(Records from a data source)
========================================

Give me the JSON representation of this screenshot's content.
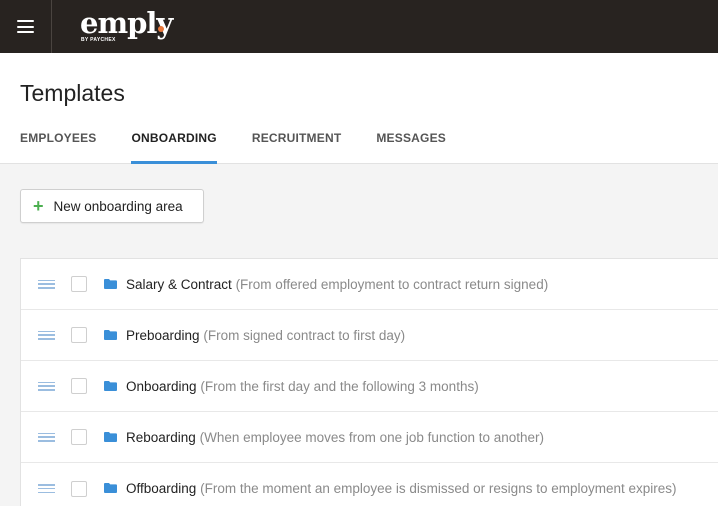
{
  "app": {
    "logo_text": "emply",
    "logo_sub": "BY PAYCHEX",
    "accent_color": "#e8773a"
  },
  "page": {
    "title": "Templates",
    "tabs": [
      {
        "label": "EMPLOYEES",
        "active": false
      },
      {
        "label": "ONBOARDING",
        "active": true
      },
      {
        "label": "RECRUITMENT",
        "active": false
      },
      {
        "label": "MESSAGES",
        "active": false
      }
    ]
  },
  "toolbar": {
    "new_button_label": "New onboarding area",
    "plus_color": "#4caf50"
  },
  "areas": [
    {
      "name": "Salary & Contract",
      "description": "(From offered employment to contract return signed)"
    },
    {
      "name": "Preboarding",
      "description": "(From signed contract to first day)"
    },
    {
      "name": "Onboarding",
      "description": "(From the first day and the following 3 months)"
    },
    {
      "name": "Reboarding",
      "description": "(When employee moves from one job function to another)"
    },
    {
      "name": "Offboarding",
      "description": "(From the moment an employee is dismissed or resigns to employment expires)"
    }
  ],
  "colors": {
    "topbar": "#282320",
    "tab_underline": "#3a8fd8",
    "folder_icon": "#3a8fd8"
  }
}
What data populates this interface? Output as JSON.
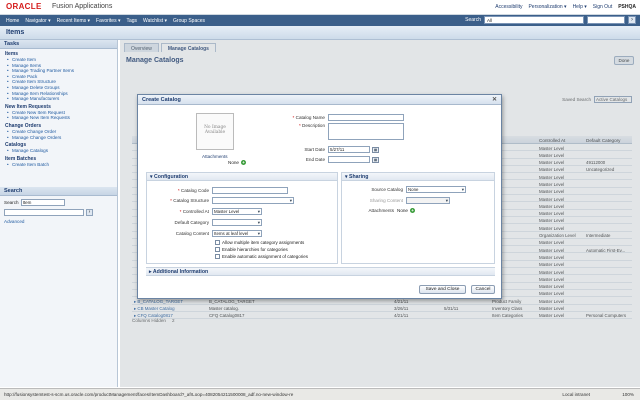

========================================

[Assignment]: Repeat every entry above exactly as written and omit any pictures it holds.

[Answer box]:
Give me the JSON representation of this screenshot's content.
{
  "app": {
    "logo_text": "emply",
    "logo_sub": "BY PAYCHEX",
    "accent_color": "#e8773a"
  },
  "page": {
    "title": "Templates",
    "tabs": [
      {
        "label": "EMPLOYEES",
        "active": false
      },
      {
        "label": "ONBOARDING",
        "active": true
      },
      {
        "label": "RECRUITMENT",
        "active": false
      },
      {
        "label": "MESSAGES",
        "active": false
      }
    ]
  },
  "toolbar": {
    "new_button_label": "New onboarding area",
    "plus_color": "#4caf50"
  },
  "areas": [
    {
      "name": "Salary & Contract",
      "description": "(From offered employment to contract return signed)"
    },
    {
      "name": "Preboarding",
      "description": "(From signed contract to first day)"
    },
    {
      "name": "Onboarding",
      "description": "(From the first day and the following 3 months)"
    },
    {
      "name": "Reboarding",
      "description": "(When employee moves from one job function to another)"
    },
    {
      "name": "Offboarding",
      "description": "(From the moment an employee is dismissed or resigns to employment expires)"
    }
  ],
  "colors": {
    "topbar": "#282320",
    "tab_underline": "#3a8fd8",
    "folder_icon": "#3a8fd8"
  }
}
What data populates this interface? Output as JSON.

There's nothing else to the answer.